--- EXTRACTED MATERIAL ---
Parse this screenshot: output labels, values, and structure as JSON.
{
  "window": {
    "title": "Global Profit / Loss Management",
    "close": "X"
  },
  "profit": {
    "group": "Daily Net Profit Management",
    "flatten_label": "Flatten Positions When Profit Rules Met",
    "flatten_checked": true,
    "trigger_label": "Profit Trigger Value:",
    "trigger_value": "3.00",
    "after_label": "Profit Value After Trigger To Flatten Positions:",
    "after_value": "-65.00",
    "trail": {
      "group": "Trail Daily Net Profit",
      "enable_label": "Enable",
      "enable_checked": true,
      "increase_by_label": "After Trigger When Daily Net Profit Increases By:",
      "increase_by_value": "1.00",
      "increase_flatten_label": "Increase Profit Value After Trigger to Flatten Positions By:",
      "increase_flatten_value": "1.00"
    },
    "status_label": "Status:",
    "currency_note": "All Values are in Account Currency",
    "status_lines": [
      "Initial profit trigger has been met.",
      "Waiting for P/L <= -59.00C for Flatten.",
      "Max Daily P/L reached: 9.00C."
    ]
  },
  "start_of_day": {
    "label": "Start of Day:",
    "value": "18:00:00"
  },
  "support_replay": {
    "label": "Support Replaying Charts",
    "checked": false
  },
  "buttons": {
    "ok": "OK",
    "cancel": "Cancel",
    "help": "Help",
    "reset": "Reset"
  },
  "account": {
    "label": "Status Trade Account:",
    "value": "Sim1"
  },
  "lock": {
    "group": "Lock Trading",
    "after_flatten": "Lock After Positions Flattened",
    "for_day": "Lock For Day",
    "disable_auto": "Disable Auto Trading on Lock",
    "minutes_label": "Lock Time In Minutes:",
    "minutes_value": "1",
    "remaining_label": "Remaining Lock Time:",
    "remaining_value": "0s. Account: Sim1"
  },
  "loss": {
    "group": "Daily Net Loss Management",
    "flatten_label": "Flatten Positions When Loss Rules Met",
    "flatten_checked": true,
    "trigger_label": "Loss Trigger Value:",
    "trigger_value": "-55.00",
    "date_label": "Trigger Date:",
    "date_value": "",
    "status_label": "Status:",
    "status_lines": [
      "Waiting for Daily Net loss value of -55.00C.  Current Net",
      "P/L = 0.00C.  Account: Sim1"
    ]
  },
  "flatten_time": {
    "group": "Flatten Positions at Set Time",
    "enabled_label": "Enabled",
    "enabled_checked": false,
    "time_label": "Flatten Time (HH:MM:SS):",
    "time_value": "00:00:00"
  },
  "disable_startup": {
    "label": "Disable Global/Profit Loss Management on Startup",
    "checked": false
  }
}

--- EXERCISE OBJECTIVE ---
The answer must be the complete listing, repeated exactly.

--- RESPONSE BOX ---
Parse this screenshot: output labels, values, and structure as JSON.
{
  "window": {
    "title": "Global Profit / Loss Management",
    "close": "X"
  },
  "profit": {
    "group": "Daily Net Profit Management",
    "flatten_label": "Flatten Positions When Profit Rules Met",
    "flatten_checked": true,
    "trigger_label": "Profit Trigger Value:",
    "trigger_value": "3.00",
    "after_label": "Profit Value After Trigger To Flatten Positions:",
    "after_value": "-65.00",
    "trail": {
      "group": "Trail Daily Net Profit",
      "enable_label": "Enable",
      "enable_checked": true,
      "increase_by_label": "After Trigger When Daily Net Profit Increases By:",
      "increase_by_value": "1.00",
      "increase_flatten_label": "Increase Profit Value After Trigger to Flatten Positions By:",
      "increase_flatten_value": "1.00"
    },
    "status_label": "Status:",
    "currency_note": "All Values are in Account Currency",
    "status_lines": [
      "Initial profit trigger has been met.",
      "Waiting for P/L <= -59.00C for Flatten.",
      "Max Daily P/L reached: 9.00C."
    ]
  },
  "start_of_day": {
    "label": "Start of Day:",
    "value": "18:00:00"
  },
  "support_replay": {
    "label": "Support Replaying Charts",
    "checked": false
  },
  "buttons": {
    "ok": "OK",
    "cancel": "Cancel",
    "help": "Help",
    "reset": "Reset"
  },
  "account": {
    "label": "Status Trade Account:",
    "value": "Sim1"
  },
  "lock": {
    "group": "Lock Trading",
    "after_flatten": "Lock After Positions Flattened",
    "for_day": "Lock For Day",
    "disable_auto": "Disable Auto Trading on Lock",
    "minutes_label": "Lock Time In Minutes:",
    "minutes_value": "1",
    "remaining_label": "Remaining Lock Time:",
    "remaining_value": "0s. Account: Sim1"
  },
  "loss": {
    "group": "Daily Net Loss Management",
    "flatten_label": "Flatten Positions When Loss Rules Met",
    "flatten_checked": true,
    "trigger_label": "Loss Trigger Value:",
    "trigger_value": "-55.00",
    "date_label": "Trigger Date:",
    "date_value": "",
    "status_label": "Status:",
    "status_lines": [
      "Waiting for Daily Net loss value of -55.00C.  Current Net",
      "P/L = 0.00C.  Account: Sim1"
    ]
  },
  "flatten_time": {
    "group": "Flatten Positions at Set Time",
    "enabled_label": "Enabled",
    "enabled_checked": false,
    "time_label": "Flatten Time (HH:MM:SS):",
    "time_value": "00:00:00"
  },
  "disable_startup": {
    "label": "Disable Global/Profit Loss Management on Startup",
    "checked": false
  }
}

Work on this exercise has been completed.